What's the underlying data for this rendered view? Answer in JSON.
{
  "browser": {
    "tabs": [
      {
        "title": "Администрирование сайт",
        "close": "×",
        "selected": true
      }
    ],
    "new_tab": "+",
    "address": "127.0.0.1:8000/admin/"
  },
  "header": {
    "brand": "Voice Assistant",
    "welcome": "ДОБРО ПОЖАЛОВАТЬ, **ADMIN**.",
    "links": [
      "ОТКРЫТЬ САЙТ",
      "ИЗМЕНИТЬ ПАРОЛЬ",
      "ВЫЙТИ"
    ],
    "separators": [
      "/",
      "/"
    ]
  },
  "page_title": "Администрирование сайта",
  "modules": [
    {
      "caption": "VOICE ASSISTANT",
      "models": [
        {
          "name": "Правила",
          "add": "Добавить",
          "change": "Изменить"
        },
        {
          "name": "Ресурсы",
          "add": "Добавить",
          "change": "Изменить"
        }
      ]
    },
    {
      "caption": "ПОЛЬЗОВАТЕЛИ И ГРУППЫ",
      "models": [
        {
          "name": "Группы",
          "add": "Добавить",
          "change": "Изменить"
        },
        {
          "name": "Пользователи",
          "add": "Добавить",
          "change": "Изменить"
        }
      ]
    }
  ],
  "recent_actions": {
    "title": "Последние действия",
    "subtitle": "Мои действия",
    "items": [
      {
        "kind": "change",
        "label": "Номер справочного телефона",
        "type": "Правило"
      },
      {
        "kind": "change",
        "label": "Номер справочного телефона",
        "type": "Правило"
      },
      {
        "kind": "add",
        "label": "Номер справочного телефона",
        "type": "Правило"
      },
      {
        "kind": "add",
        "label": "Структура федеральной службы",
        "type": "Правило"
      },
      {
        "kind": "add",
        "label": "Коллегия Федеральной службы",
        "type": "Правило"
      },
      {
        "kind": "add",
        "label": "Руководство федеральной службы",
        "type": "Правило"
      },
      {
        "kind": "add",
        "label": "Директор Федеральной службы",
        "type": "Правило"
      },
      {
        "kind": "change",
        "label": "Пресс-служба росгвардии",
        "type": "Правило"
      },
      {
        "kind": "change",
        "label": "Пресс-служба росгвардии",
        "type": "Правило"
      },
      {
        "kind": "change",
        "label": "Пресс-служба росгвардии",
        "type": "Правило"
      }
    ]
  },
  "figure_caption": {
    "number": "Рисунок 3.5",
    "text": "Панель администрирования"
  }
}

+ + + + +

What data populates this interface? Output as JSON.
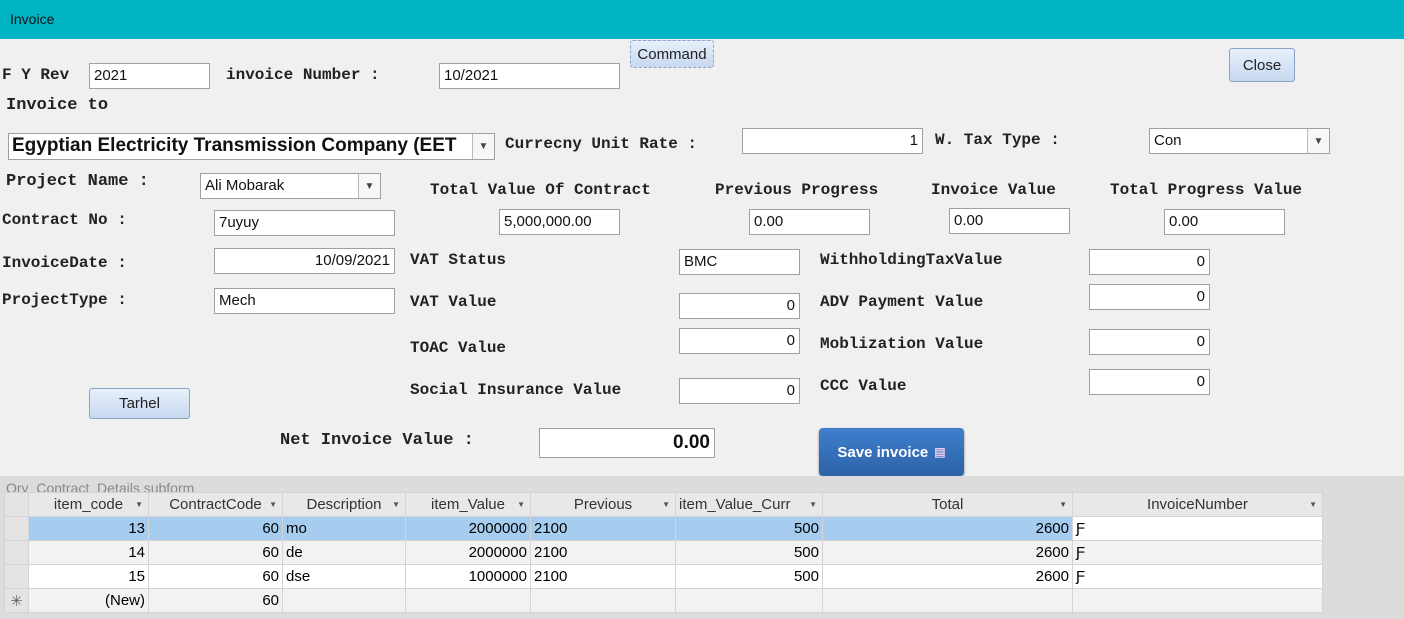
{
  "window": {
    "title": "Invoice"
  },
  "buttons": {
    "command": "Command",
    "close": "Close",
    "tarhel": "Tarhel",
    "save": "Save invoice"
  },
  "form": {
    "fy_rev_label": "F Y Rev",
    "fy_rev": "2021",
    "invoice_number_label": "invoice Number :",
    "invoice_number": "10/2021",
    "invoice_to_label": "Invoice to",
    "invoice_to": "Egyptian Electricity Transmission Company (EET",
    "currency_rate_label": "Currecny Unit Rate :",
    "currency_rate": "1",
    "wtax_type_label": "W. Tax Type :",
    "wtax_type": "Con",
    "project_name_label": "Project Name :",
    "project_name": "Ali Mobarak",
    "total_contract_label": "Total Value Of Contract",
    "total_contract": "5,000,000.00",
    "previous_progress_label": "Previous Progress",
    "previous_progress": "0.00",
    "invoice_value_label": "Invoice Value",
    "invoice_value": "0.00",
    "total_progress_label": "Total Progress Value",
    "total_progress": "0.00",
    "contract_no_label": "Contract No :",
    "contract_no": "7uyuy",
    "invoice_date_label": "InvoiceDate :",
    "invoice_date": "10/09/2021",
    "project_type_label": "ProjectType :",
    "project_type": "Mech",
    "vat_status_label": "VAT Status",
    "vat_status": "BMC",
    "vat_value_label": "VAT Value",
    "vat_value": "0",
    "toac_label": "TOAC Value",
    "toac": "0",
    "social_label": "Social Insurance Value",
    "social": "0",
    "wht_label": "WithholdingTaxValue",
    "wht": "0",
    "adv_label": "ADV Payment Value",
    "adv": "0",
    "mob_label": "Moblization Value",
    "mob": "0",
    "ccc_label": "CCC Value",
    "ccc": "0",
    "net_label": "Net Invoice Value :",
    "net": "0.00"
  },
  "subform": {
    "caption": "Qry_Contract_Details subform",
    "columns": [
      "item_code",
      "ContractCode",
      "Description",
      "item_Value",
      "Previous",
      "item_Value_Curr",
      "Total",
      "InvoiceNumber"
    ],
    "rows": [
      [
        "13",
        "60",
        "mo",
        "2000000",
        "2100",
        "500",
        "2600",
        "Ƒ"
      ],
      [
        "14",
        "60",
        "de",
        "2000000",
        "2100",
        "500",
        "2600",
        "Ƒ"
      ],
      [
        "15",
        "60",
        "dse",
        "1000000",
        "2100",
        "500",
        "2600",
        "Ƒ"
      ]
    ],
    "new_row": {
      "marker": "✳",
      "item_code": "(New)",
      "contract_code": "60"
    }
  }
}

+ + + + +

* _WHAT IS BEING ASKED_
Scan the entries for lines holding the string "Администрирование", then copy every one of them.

* _EXERCISE OUTPUT_
        "title": "Администрирование сайт",
  "page_title": "Администрирование сайта",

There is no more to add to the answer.